Later I was going to visit a museum but it was closed because of a holiday, I was told. I guess this was my ‘wild goose chase’ day as at lunchtime I took a jeepney and then walked a long ways looking for the Korean Palace Restaurant, getting conflicting directions from people whom I asked, but finally I found it. It was closed. They had moved five km away and the building was being torn down!
Plan B was a good dim sum restaurant that I stumbled upon. The restaurants that are REALLY busy, though, are McDonalds and there are several in this town. Some are two-storey and are packed all the time.

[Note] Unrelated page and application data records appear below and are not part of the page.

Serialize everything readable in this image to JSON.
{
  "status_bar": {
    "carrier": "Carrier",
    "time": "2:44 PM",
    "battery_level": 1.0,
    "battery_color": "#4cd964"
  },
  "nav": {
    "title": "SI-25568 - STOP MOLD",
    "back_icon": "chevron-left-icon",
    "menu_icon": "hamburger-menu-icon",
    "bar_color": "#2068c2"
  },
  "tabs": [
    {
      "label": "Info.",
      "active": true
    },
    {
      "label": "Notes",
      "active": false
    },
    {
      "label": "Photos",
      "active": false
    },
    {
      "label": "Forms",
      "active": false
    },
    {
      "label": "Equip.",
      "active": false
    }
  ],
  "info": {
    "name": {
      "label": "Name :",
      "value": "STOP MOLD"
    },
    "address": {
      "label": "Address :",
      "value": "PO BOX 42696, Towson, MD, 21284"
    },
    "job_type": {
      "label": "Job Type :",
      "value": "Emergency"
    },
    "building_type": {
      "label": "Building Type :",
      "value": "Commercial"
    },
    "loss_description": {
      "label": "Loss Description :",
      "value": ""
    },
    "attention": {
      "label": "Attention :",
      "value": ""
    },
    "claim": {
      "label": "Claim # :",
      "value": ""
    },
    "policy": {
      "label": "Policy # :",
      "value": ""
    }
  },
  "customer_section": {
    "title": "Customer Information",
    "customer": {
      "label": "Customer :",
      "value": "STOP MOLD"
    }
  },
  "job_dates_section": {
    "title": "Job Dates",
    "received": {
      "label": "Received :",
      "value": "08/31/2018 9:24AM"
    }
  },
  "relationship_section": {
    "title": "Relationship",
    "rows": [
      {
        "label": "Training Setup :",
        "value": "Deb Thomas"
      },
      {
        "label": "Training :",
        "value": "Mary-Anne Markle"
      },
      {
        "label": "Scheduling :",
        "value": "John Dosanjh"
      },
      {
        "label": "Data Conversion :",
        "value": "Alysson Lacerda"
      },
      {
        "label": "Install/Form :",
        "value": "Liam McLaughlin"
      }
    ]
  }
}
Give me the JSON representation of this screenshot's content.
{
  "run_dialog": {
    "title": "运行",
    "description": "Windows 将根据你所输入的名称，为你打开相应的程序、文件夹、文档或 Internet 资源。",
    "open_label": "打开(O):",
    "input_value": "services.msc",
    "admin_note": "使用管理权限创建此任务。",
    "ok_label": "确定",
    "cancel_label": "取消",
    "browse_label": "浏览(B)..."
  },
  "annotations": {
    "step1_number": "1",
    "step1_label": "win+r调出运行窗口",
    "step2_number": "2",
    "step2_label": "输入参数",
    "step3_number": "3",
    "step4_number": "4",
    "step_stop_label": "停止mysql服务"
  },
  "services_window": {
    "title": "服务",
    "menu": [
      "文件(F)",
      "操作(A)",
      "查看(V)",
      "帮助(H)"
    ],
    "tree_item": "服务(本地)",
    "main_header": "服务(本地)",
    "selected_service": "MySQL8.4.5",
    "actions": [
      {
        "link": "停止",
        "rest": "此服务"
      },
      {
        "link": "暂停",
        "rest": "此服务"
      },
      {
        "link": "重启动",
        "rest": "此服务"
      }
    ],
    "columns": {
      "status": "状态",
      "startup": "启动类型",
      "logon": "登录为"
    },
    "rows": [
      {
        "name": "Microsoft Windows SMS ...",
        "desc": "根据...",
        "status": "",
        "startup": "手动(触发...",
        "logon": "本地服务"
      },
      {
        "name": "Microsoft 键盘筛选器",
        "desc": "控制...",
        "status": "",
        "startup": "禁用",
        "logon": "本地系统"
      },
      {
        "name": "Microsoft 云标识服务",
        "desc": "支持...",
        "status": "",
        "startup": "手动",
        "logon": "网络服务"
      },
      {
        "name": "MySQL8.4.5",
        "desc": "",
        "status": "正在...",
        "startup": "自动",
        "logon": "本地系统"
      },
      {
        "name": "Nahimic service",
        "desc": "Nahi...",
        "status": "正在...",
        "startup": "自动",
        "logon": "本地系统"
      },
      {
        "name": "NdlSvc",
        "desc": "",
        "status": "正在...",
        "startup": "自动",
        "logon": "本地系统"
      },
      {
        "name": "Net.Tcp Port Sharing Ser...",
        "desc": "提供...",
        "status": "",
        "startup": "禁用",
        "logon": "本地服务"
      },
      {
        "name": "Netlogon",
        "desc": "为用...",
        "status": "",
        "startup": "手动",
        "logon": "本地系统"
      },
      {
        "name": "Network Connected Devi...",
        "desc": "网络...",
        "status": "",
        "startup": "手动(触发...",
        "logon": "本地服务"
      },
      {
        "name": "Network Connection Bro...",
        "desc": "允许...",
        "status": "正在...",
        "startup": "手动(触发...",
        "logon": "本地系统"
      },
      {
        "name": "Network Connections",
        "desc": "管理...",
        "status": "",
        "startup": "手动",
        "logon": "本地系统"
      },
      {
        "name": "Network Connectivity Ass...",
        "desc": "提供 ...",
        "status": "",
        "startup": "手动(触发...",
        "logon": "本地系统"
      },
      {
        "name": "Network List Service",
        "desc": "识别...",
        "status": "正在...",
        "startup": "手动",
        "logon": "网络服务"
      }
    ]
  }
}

What a howling success!
The following day I got the bus to Sagada, way up north. The ride was one of the most beautiful ever! Rugged mountains with crop terraces everywhere. 2000 foot drops from the road, which was narrow but paved. The last hour was gravel and only one lane wide. When we met oncoming traffic, one of us would need to stop at the widest place and pull over as far as possible, allowing the other to inch past. (Keep in mind the 2000 foot drops!) After six hours we arrived in Sagada, a small rustic mountain town.
I got a room at Alfredos but couldn’t wash up (pretty dusty!) until they fixed the water system. However, they did have hot showers (in this brisk mountain air) which the guidebook said they didn’t. Yay!
The next morning I hired a guide at the Tourist Bureau and we mapped out where we should hike that wouldn’t be too difficult for me. When we set out on this two-hour trek, the temp was perfect, with blue sky overhead as we walked on a path through a beautiful pine forest. At times I could see (and photograph) people working in their rice fields, terraced on the hills.
I visited four different sites, one of which had coffins piled up in a cave entrance, and three that had hanging coffins high up on limestone karst mountains. Some of these coffins are 500 years old and some are as new as 20 years old. Apparently the Animistic Applai elders continue this practice but it is expensive—at least 20 pigs and 60 chickens must be sacrificed for this privilege.
My guide asked my age and when I told him, “74” he laughed out loud and said that he was 24. He told me that I was not the oldest person he had ever guided. “Once I had a man that was 78, but you’re the second oldest,” he assured me. The area around Sagada is superlatively beautiful. No wonder so many backpackers come here to hike.
In Sagada a local woman, Christina, has made a museum collection of old Kankanay artifacts. When I visited she gave me a very interesting commentary on all the jewellry, sculpture, weapons, clothing, household items, pipes, and ceremonial things that she has collected. I told her that I was going to Besao on Saturday to see the fiesta with the Kankanay people wearing traditional clothes and dancing the ancient dances. She invited me to check with her on Friday evening as possibly her son would be driving her there, and I could go with them—Filippino hospitality!
Today I got a jeepney to Bontoc which is another, somewhat bigger, mountain town. The road was the usual part paved, part gravel with remnants of landslides and repair. But what stellar scenery! The roadsigns were interesting: “Caution Road Slip,” and “Check Brakes,” and “Light Vehicles Only”—we were 23 people in the jeepney but I guess that’s a “light vehicle.” People and their produce were taking the jeepney to market. One woman had a big tub of green tomatoes squeezing against my knees and a large bundle of Japanese eggplant.
I will be going back to Sagada tomorrow afternoon for the Saturday Besao celebration.